The one thing he'd expected to find was absent. Either someone had escaped the carnage with it, or someone else had shown up afterward and stolen it. Either was possible. Last years’ leaves, now blood coated, carpeted the clearing but had taken no prints.

A keening sound sent Nolo hurtling toward its source. Less than a mile later, he crouched in front of Sarn. The Kid’s hands shook, suspended halfway between himself and a dead boy. Horror had shut off his reasoning.

Beyond the child lay two women and three men—all dead. Nothing had despoiled their bodies. They were whole, unlike the other site. The dead could wait, but Sarn could not.

Sarn had arrived six winters ago half dead from exposure with his brother in tow. Never had the Kid spoken about how he’d earned some of the scars marring his skin or his psyche. No, the stupid Kid bottled everything up until he imploded.

Worse still, the Kid refused to let him help. He waved a hand in front of the Kid’s radiant eyes. No response. He shook Sarn.

What the hell is going on in your head right now?

Sarn made no reply. His eyes put out enough light to reveal his face, making him look young and lost. The sight punctured Nolo’s heart, and it bled pity. Something the Kid would have scorned had he noticed.

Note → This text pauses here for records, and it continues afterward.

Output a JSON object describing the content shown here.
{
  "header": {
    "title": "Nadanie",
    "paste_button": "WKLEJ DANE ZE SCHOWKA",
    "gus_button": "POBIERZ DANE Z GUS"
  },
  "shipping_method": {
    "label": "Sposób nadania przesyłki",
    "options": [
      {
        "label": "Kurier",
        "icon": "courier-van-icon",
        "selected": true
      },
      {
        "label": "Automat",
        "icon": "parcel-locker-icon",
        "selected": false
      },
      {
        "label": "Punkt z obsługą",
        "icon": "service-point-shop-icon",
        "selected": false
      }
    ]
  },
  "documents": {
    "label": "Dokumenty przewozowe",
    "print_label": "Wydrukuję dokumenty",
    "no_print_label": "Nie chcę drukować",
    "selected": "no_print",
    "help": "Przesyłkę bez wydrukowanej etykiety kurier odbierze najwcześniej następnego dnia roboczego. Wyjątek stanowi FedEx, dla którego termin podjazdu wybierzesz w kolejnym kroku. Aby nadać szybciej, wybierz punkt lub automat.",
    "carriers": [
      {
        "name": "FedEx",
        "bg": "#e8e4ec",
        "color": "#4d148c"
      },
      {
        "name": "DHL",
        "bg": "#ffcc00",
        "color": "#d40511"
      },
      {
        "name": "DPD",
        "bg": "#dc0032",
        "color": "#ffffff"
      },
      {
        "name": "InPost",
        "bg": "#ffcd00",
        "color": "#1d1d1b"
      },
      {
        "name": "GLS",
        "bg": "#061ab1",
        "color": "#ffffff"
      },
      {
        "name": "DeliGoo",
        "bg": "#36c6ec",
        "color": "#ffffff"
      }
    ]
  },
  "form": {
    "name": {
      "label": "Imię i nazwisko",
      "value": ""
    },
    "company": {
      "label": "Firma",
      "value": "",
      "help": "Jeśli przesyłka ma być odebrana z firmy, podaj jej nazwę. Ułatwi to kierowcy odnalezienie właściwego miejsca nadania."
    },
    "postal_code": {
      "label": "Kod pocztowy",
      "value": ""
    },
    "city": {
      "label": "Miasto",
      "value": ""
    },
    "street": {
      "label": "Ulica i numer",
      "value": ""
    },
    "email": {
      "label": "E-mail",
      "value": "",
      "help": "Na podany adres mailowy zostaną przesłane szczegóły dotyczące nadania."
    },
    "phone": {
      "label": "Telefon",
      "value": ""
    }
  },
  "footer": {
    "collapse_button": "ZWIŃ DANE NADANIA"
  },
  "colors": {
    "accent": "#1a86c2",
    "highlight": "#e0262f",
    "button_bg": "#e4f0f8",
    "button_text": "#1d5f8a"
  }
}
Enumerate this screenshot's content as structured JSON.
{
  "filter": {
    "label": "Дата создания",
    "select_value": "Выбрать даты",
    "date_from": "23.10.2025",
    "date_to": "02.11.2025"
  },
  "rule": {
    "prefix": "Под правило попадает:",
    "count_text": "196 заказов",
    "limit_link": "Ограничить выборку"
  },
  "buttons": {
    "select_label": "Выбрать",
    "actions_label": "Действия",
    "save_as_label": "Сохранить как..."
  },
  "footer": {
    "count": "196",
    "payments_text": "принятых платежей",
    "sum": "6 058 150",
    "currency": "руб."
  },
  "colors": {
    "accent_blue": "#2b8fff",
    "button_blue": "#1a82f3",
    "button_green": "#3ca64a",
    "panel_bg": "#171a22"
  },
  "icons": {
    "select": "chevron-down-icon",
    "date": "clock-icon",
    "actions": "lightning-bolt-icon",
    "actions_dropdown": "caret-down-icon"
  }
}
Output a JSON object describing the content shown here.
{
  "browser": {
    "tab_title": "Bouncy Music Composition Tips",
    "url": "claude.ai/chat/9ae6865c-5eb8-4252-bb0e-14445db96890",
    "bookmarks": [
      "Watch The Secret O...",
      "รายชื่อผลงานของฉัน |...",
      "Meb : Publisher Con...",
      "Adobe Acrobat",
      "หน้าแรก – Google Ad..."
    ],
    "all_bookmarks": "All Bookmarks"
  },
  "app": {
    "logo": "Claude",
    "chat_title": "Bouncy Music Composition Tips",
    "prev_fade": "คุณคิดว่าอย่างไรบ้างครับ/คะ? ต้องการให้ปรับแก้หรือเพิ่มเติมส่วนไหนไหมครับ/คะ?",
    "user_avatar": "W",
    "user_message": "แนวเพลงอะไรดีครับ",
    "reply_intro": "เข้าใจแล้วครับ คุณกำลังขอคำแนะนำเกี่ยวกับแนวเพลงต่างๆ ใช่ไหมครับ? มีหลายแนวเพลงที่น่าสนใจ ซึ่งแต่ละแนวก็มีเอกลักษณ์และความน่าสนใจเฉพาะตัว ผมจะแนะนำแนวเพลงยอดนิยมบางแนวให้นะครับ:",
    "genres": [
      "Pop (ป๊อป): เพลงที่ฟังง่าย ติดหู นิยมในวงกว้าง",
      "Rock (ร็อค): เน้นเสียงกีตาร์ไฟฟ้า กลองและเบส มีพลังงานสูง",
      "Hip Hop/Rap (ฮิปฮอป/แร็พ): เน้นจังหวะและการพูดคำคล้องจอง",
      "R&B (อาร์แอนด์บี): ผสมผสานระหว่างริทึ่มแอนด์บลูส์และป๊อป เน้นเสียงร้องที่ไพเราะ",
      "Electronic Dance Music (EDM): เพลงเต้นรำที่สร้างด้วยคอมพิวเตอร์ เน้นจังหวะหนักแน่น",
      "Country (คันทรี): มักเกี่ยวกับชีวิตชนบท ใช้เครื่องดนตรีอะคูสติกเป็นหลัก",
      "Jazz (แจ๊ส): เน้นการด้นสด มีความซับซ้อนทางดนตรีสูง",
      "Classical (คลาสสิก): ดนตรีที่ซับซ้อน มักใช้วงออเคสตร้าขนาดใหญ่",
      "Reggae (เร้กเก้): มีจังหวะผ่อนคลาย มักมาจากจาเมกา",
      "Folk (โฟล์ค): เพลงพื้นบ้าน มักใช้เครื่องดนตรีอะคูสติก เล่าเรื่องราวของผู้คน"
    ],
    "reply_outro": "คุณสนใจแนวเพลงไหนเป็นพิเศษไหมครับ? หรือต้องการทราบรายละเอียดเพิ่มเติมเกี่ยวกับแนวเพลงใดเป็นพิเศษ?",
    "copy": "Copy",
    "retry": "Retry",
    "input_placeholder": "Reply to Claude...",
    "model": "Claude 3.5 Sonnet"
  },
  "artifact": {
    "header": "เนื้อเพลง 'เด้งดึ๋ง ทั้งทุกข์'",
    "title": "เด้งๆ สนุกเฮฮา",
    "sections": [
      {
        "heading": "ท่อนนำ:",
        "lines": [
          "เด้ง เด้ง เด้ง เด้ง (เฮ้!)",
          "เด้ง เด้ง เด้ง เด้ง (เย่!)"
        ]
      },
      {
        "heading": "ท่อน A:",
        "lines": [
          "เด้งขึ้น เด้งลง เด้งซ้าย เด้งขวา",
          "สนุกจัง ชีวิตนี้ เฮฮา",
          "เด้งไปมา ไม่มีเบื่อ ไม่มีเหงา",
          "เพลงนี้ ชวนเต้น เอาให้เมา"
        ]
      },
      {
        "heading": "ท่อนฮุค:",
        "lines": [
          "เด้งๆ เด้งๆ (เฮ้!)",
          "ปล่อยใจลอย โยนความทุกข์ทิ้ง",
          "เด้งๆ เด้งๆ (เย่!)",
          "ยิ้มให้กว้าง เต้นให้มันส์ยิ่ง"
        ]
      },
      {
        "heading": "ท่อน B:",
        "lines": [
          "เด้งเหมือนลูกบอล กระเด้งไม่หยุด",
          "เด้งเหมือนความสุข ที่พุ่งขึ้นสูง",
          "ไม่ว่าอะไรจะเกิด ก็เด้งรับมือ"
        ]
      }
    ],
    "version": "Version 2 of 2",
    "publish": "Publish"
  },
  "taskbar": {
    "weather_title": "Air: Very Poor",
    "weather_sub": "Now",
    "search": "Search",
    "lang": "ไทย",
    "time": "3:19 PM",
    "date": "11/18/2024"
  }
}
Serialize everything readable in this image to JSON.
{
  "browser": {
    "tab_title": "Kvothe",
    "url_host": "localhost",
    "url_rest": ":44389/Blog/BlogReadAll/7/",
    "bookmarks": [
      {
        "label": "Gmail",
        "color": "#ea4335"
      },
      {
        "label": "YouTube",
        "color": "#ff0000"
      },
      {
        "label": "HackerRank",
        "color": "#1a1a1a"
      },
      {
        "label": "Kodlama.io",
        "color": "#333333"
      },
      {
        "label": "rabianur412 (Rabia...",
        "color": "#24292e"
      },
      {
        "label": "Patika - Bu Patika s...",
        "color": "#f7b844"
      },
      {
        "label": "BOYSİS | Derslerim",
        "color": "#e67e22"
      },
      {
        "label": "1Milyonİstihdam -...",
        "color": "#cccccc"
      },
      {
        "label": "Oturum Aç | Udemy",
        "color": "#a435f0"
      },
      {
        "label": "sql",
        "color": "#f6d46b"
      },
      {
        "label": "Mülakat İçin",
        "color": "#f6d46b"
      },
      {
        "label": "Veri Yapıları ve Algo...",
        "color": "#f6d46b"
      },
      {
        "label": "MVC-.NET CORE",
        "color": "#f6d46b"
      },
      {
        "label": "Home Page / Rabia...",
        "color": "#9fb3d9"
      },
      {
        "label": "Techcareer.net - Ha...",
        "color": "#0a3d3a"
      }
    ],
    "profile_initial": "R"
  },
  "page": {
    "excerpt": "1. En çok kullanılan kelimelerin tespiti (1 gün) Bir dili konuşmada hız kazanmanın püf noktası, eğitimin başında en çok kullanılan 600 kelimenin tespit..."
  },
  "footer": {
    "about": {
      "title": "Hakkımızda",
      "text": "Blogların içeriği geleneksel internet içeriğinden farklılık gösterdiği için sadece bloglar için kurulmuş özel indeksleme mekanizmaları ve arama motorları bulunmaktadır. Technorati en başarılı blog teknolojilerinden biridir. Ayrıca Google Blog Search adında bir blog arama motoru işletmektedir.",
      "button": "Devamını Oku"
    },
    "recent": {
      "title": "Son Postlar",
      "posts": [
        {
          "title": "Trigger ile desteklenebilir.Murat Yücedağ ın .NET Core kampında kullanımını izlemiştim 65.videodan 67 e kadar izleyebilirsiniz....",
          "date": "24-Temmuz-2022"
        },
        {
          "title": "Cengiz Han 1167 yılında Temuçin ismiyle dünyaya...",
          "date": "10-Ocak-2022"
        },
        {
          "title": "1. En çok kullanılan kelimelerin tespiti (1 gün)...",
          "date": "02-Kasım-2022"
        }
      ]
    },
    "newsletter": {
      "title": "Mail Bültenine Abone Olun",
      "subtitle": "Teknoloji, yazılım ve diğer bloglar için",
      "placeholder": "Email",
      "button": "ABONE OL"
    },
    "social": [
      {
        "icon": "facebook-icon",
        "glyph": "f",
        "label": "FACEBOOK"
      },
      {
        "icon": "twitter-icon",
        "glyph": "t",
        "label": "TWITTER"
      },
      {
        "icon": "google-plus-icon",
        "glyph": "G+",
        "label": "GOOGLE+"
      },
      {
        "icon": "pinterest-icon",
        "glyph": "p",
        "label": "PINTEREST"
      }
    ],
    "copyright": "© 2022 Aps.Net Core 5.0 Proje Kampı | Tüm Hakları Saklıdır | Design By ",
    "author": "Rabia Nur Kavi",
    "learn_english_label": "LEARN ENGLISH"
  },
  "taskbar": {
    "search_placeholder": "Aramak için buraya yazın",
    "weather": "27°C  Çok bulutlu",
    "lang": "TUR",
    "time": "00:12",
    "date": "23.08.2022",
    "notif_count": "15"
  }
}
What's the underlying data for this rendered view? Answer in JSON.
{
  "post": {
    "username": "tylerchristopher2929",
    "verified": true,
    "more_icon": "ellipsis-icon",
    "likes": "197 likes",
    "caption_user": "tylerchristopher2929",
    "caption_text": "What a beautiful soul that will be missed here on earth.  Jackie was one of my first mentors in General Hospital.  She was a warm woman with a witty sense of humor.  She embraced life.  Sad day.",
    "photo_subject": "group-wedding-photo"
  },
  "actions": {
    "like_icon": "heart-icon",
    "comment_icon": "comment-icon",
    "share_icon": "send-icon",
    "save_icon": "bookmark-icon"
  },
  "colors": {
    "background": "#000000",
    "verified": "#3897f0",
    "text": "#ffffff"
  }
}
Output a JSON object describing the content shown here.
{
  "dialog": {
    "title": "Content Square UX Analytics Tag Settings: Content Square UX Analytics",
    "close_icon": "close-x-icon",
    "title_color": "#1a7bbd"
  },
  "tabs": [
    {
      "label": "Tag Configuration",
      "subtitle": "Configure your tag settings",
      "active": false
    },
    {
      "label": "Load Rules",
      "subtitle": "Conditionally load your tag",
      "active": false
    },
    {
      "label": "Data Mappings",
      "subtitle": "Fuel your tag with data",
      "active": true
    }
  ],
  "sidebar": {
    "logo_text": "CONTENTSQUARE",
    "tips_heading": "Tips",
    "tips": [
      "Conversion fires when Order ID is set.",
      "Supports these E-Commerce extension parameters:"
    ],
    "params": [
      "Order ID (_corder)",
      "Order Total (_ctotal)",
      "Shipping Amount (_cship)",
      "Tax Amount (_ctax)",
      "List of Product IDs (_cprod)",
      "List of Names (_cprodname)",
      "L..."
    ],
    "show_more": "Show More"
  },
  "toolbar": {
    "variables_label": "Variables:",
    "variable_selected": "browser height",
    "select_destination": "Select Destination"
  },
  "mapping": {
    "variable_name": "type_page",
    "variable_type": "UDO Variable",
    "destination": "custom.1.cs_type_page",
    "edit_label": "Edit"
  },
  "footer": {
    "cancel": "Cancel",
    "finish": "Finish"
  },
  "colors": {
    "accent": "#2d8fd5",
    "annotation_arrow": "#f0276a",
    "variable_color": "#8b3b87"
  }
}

Silver light bloomed around Nolo, and he turned to see what new trouble had come their way. Trees shifted aside, their crowns lowering in respect. Nolo stared as one of the most massive trees he'd ever seen propelled herself toward him. Beads of light danced up and down her pearlized trunk and her roots undulated in a silken train.

A tower of bark and patterns of light, she stood over one thousand feet tall. Her trunk exceeded one hundred feet in diameter. Logic claimed she should remain stationary, but logic held little sway over Shayari. Star-shaped leaves adorned her crown and dripped from every branch. From root to tip, she emitted a soothing white light.

Nolo stared at the Queen of All Trees. Her sightless gaze penetrated all the way to his core, leaving no part of him unexamined. He shuddered under the weight of her scrutiny.

The so-called Queen of All Trees regarded the Child of Magic. He was one of a precious few to survive to adulthood. She’d allowed these humans six of his years to do one thing, and they’d failed. Anger welled up directed at the Painted Man, but a glance quelled it. Written in his blood and bone was one purpose: to protect people, objects and places of power. He’d lived up to his ancestors’ promise, but the Child of Magic was still broken. In less than seven months, his magic would expand and kill him. She must save this walking loophole, this bringer of change.

She extended a radiant branch toward him and her power collected in a cloud of sparkling motes. She should take him away and find someone else to fix him, but something tied the Child of Magic to Mount Eredren.

The Queen of All Trees tested its tensile strength and found the bond to be stronger than her. Surprise made her roots lash out and claw the earth. Who had bound so powerful a mage?

A preternatural chill hung in the air. The souls of the slain floated, trapped between worlds, but she could do nothing for them. They too were tied to this place by treachery, violence, and death. Their entrapment had torn the world's fabric allowing the Adversary to peer through. And the Enemy was watching. Its evil eye fixed on her and her bark crawled in revulsion.

Shafts of black ice speared toward her and shattered when they